ESPN Scores Touchdown with S3D

Stereoscopic television remains a hot topic at the 3D Entertainment Summit at the Universal Hilton. The latest step forward on the stereoscopic 3D (S3D) broadcasting front came just a few days ago, with ESPN's S3D coverage of last Saturday's USC-Ohio State game, beamed to selected venues.

We stopped in at the ESPN Zone at L.A. Live to check out the telecast and fan reaction, then talked to Vince Pace, whose company provided the S3D technology for the telecast.

The Championship Lounge at ESPN Zone had five S3D TVs set up, two Sony flatscreens, two Hyundai flatscreens and a projection model. The Hyundais required RealD polarized glasses; the others were driving active shutter glasses.

Random fans from the main floor were invited up to watch the S3D coverage for a few minutes. Most, if not all, were seeing S3D TV for the first time. Some 50 answered an extensive survey on their reaction from ESPN; we peeked at a few, and all of those were very positive.

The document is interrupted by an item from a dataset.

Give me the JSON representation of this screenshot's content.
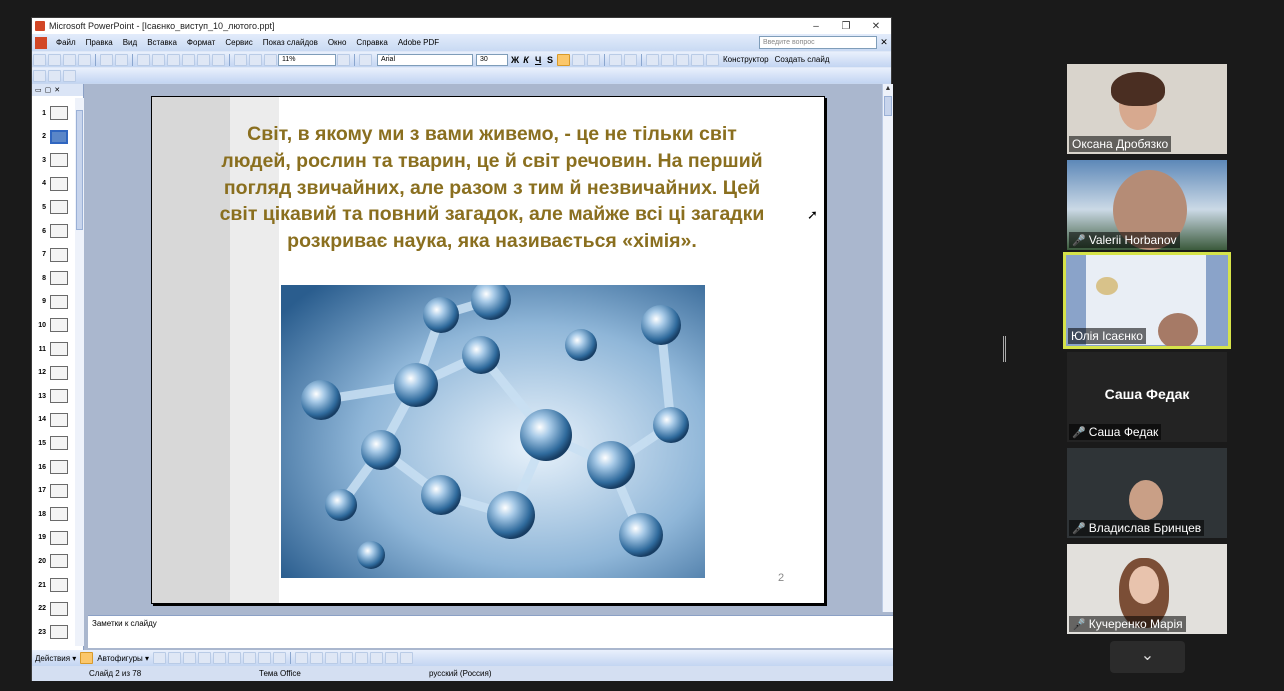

One fan was overheard to say, "It's really like being there," and another noted, "It's addictive."

Significantly, after a few minutes watching S3D, some would notice instantly when the broadcast picked up a flat shot from the 2D feed.

Even casual fans soon noted there were fewer camera angles than they're used to in a football telecast, and, sure enough, when we caught up with Vince Pace, he heard the same thing: "We need more camera angles."

For Pace, that was good news. "Thank god we're talking about the stylistic aspect and not whether 3D gives you headaches."

The Skycam, which flies above the action on cables, wasn't used for the coverage. There wasn't time to safety-test an S3D Skycam, but Pace promises, "Next time, watch out."

Pace and his crew found the ESPN team having to unlearn some habits. Despite Pace's warnings, one camera operator kept panning to his right, catching the nose of a 2D camera in a corner of the frame, thus making the S3D nearly unwatchable. "I think I have to create some hard stops for the tripod head," Pace said with a laugh.

In the pregame show, a rig suitable for long shots was instead used for closeups of the announcers on the sideline, making the shot uncomfortable to watch and making the announcers look like miniatures.

"The director has to know there are more layers at his fingertips he has to be respectful of," Pace said. "Same with the operator. They have more of a weapon in their hands, and they have to treat it with a little more respect when they fire it."

Colors were also slightly washed out on the S3D telecast. We thought that might be the TVs, but those occasional 2D shots had very saturated color.

Even live sports coverage, it turns out, is not immune from gimmick 3D shots. When sideline reporter Ed Cunningham found Super Bowl hero Santonio Holmes on the sideline, he asked Holmes to show his championship ring to the folks at home -- and put it right into the camera. Sure enough, Holmes' hand seemed to extend out past the screen, drawing laughter and cheers from the ESPN Zone crowd. Think "Dr. Tongue's 3D House of Super Bowl Rings."

"I had talked to Ed before about not being afraid to have fun," Pace said. "It's a natural part of a 3D presentation to say hello to the camera that way." And, he notes with some pride, "Technically, it was pulled off perfectly."

By David S. Cohen, Variety